"At this stage I haven't made any decision as yet – but I will have to think long and hard before I put my name forward.

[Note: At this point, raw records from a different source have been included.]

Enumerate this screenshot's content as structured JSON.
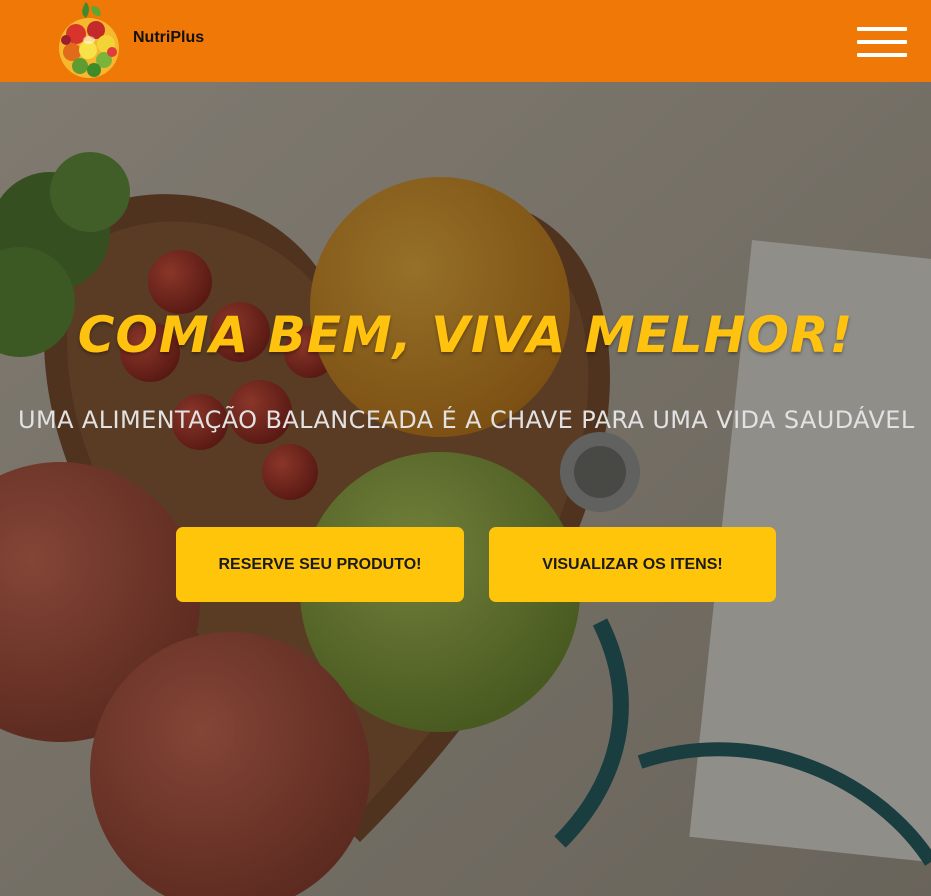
{
  "header": {
    "brand": "NutriPlus",
    "logo_icon": "fruit-bowl-logo",
    "menu_icon": "hamburger-menu-icon",
    "background_color": "#f07807"
  },
  "hero": {
    "title": "Coma bem, viva melhor!",
    "subtitle": "Uma alimentação balanceada é a chave para uma vida saudável",
    "title_color": "#ffc20e",
    "buttons": {
      "reserve": "RESERVE SEU PRODUTO!",
      "view": "VISUALIZAR OS ITENS!"
    },
    "button_color": "#ffc50b"
  }
}
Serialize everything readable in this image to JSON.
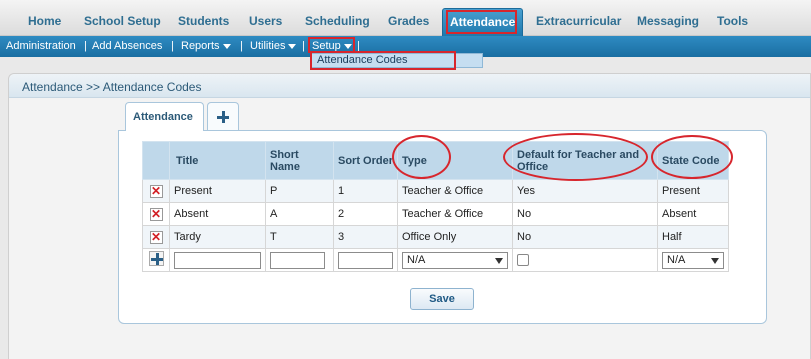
{
  "top_nav": {
    "tabs": [
      {
        "label": "Home"
      },
      {
        "label": "School Setup"
      },
      {
        "label": "Students"
      },
      {
        "label": "Users"
      },
      {
        "label": "Scheduling"
      },
      {
        "label": "Grades"
      },
      {
        "label": "Attendance",
        "active": true
      },
      {
        "label": "Extracurricular"
      },
      {
        "label": "Messaging"
      },
      {
        "label": "Tools"
      }
    ]
  },
  "sub_nav": {
    "items": [
      {
        "label": "Administration"
      },
      {
        "label": "Add Absences"
      },
      {
        "label": "Reports"
      },
      {
        "label": "Utilities"
      },
      {
        "label": "Setup"
      }
    ],
    "separator": "|"
  },
  "setup_dropdown": {
    "options": [
      "Attendance Codes"
    ]
  },
  "breadcrumb": "Attendance >> Attendance Codes",
  "inner_tabs": {
    "active_label": "Attendance"
  },
  "table": {
    "headers": {
      "title": "Title",
      "short_name": "Short Name",
      "sort_order": "Sort Order",
      "type": "Type",
      "default": "Default for Teacher and Office",
      "state_code": "State Code"
    },
    "rows": [
      {
        "title": "Present",
        "short_name": "P",
        "sort_order": "1",
        "type": "Teacher & Office",
        "default": "Yes",
        "state_code": "Present"
      },
      {
        "title": "Absent",
        "short_name": "A",
        "sort_order": "2",
        "type": "Teacher & Office",
        "default": "No",
        "state_code": "Absent"
      },
      {
        "title": "Tardy",
        "short_name": "T",
        "sort_order": "3",
        "type": "Office Only",
        "default": "No",
        "state_code": "Half"
      }
    ],
    "new_row": {
      "type_selected": "N/A",
      "state_code_selected": "N/A",
      "default_checked": false
    }
  },
  "save_label": "Save",
  "icons": {
    "delete": "x-icon",
    "add": "plus-icon"
  },
  "colors": {
    "accent": "#1e78ad",
    "highlight": "#d7262d",
    "header_bg": "#bfd8ea"
  }
}
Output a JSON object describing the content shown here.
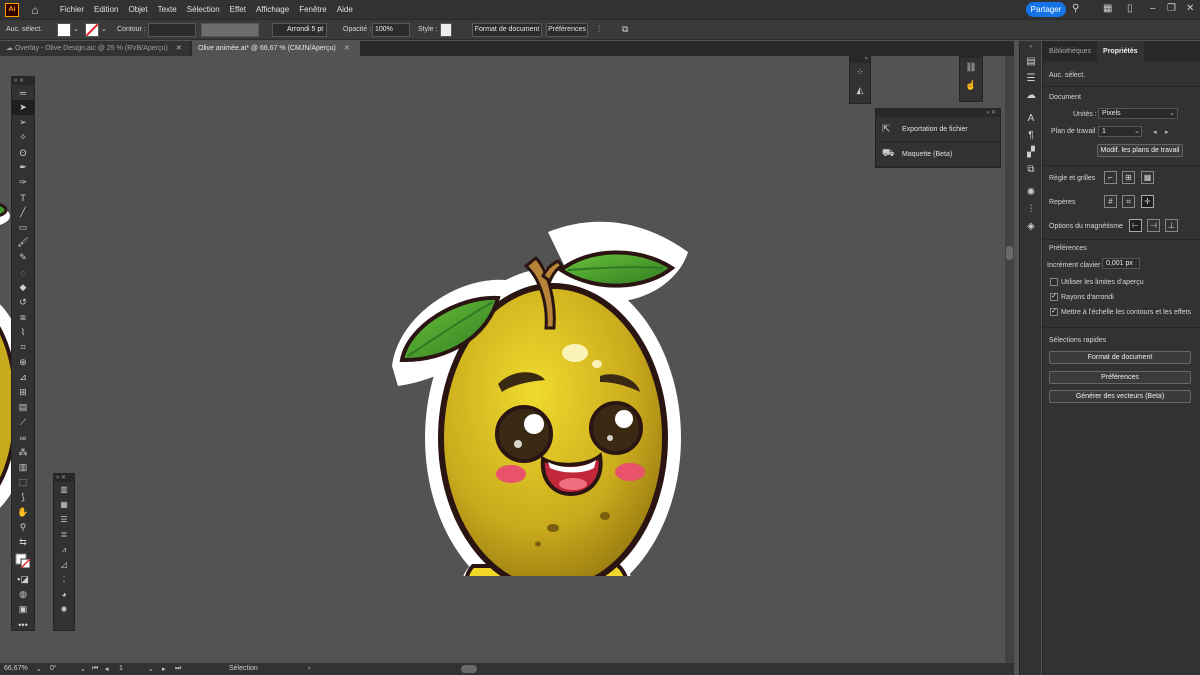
{
  "app": {
    "logo": "Ai"
  },
  "menu": [
    "Fichier",
    "Edition",
    "Objet",
    "Texte",
    "Sélection",
    "Effet",
    "Affichage",
    "Fenêtre",
    "Aide"
  ],
  "share_label": "Partager",
  "control": {
    "selection_label": "Auc. sélect.",
    "contour_label": "Contour :",
    "brush_label": "Arrondi 5 pt",
    "opacity_label": "Opacité :",
    "opacity_value": "100%",
    "style_label": "Style :",
    "doc_format_btn": "Format de document",
    "preferences_btn": "Préférences"
  },
  "tabs": [
    {
      "label": "Overlay - Olive Design.aic @ 25 % (RVB/Aperçu)",
      "active": false
    },
    {
      "label": "Olive animée.ai* @ 66,67 % (CMJN/Aperçu)",
      "active": true
    }
  ],
  "export_panel": {
    "items": [
      "Exportation de fichier",
      "Maquette (Beta)"
    ]
  },
  "status": {
    "zoom": "66,67%",
    "rotation": "0°",
    "artboard": "1",
    "tool": "Sélection"
  },
  "props": {
    "tabs": [
      "Bibliothèques",
      "Propriétés"
    ],
    "no_selection": "Auc. sélect.",
    "document_title": "Document",
    "units_label": "Unités :",
    "units_value": "Pixels",
    "artboard_label": "Plan de travail :",
    "artboard_value": "1",
    "edit_artboards_btn": "Modif. les plans de travail",
    "rulers_label": "Règle et grilles",
    "guides_label": "Repères",
    "snap_label": "Options du magnétisme",
    "preferences_title": "Préférences",
    "key_increment_label": "Incrément clavier :",
    "key_increment_value": "0,001 px",
    "checkboxes": [
      {
        "label": "Utiliser les limites d'aperçu",
        "checked": false
      },
      {
        "label": "Rayons d'arrondi",
        "checked": true
      },
      {
        "label": "Mettre à l'échelle les contours et les effets",
        "checked": true
      }
    ],
    "quick_actions_title": "Sélections rapides",
    "quick_buttons": [
      "Format de document",
      "Préférences",
      "Générer des vecteurs (Beta)"
    ]
  },
  "colors": {
    "accent": "#1473e6",
    "olive": "#c9aa1c",
    "leaf": "#3b9a2e",
    "stem": "#b88538",
    "outline": "#2a1512",
    "cheek": "#e8536b"
  }
}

Lots of people have been phoning me to encourage me to do so," he said.
THE former leader of Edinburgh City Council now runs the Scottish arm of PR and lobbying consultancy PPS. Before that, he stood as the Labour candidate in the Edinburgh South constituency in the 2007 Scottish Parliamentary elections, being defeated by Mike Pringle of the Liberal Democrats.
Yesterday, Mr Anderson played down suggestions he could stand: "I have had a number of approaches but, as I have always made clear, I am not interested in standing for Westminster."
LABOUR is keen to put up women for winnable seats as part of an effort to even out the number of male and female MPs in Westminster.
Ms Boyack is well regarded in the Labour Party, even though she has publicly disagreed with the leadership on issues such as nuclear power.
Her constituency, Edinburgh Central, is also very close to Nigel Griffiths' Edinburgh South and she may want to follow some of her fellow MSPs who have recently been nominated for Westminster seats.
A FORMER member of the Scottish Parliament for the Edinburgh South constituency, Mr MacKay was deputy justice minister before being voted out in 2003.
He is also a former Edinburgh City councillor and finance convener and now runs public policy consultancy MacKay Hannah.
Despite his obvious credentials, Mr MacKay ruled himself out of contention yesterday, telling The Scotsman: "I will not be putting my name forward, but it's possible one or more of the Labour councillors will put their name forward."
Faint hearts and lost confidence as members charge for the exit
Affluent battleground balanced on knife-edge majority of 405